Write out each line of the records that has "menu" in it.
[[ Exercise materials open ]]
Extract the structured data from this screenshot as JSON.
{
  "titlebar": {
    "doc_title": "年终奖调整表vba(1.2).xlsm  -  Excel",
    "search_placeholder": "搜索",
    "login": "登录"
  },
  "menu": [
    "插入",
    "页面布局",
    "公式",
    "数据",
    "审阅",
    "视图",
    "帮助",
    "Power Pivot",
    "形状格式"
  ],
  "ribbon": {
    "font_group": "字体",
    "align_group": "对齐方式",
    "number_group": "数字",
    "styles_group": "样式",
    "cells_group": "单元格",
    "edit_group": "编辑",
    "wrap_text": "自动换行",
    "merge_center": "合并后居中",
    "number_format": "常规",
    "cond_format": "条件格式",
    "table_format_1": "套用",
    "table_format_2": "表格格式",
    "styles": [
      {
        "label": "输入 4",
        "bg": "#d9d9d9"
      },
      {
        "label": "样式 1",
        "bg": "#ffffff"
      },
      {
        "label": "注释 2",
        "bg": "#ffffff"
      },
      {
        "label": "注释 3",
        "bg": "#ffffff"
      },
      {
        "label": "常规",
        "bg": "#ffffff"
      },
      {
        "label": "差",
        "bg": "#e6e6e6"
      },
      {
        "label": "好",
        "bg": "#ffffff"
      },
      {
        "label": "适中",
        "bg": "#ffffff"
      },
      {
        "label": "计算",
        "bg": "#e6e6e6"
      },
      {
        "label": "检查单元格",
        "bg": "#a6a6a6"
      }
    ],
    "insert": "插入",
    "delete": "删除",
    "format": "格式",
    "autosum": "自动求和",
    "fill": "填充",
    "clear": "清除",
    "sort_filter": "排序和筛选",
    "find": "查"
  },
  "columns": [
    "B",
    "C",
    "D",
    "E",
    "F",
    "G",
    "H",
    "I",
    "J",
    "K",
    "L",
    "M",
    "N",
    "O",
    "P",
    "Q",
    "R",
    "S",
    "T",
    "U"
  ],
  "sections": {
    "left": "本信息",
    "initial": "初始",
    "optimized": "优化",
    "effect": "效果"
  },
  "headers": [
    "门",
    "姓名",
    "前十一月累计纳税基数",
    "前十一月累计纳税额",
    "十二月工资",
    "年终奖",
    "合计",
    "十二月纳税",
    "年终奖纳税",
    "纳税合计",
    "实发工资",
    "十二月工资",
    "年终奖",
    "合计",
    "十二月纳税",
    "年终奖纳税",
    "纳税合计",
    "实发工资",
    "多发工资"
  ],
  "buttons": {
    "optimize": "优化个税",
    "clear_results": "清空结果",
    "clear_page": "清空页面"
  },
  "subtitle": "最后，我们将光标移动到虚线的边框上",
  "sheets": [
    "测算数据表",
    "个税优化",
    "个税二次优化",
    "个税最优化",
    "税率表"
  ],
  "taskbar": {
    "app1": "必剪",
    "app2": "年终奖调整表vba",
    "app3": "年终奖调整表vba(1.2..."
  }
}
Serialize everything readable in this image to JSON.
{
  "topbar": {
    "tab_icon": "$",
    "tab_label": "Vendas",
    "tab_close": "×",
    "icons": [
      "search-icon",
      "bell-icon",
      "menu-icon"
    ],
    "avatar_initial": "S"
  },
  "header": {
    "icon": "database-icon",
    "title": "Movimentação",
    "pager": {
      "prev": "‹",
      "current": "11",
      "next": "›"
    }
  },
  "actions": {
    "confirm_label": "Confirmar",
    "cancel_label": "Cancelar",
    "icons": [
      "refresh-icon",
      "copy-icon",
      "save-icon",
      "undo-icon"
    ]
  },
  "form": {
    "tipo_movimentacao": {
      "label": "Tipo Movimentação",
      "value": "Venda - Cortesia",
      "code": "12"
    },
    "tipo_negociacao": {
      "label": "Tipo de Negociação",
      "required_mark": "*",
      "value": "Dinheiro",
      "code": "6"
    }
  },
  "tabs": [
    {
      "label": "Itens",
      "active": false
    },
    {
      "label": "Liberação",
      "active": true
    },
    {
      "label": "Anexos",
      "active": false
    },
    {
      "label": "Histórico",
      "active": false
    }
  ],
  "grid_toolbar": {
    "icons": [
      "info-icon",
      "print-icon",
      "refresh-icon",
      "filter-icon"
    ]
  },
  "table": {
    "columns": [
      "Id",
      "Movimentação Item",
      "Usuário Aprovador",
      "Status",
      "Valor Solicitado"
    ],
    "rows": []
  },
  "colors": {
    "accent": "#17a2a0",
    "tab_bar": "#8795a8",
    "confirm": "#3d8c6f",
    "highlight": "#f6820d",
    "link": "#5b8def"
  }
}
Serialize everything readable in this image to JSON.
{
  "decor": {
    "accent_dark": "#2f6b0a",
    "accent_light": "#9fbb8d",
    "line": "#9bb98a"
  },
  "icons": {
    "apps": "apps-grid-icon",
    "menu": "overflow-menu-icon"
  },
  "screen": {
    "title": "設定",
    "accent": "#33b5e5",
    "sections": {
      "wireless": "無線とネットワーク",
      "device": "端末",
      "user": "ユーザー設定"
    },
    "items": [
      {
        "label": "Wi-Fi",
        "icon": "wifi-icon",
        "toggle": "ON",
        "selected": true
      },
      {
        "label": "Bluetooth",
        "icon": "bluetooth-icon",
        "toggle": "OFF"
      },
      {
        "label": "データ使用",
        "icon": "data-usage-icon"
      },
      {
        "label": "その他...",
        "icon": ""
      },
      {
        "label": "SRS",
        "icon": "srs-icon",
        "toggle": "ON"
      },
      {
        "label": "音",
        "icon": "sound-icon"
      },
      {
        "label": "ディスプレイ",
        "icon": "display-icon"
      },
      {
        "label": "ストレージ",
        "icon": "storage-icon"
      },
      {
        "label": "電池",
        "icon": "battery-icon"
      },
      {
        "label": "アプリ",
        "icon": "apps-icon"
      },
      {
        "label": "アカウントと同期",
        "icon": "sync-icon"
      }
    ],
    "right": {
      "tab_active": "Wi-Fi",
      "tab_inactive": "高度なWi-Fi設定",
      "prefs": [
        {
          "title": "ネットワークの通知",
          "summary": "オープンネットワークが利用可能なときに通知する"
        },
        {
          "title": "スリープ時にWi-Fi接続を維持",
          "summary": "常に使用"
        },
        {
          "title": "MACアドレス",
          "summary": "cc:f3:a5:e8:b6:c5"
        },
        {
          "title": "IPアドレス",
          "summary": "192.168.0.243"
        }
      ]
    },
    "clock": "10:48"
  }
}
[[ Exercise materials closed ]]
**Your solution:**
  "menu": [
      "menu-icon"
    "menu": "overflow-menu-icon"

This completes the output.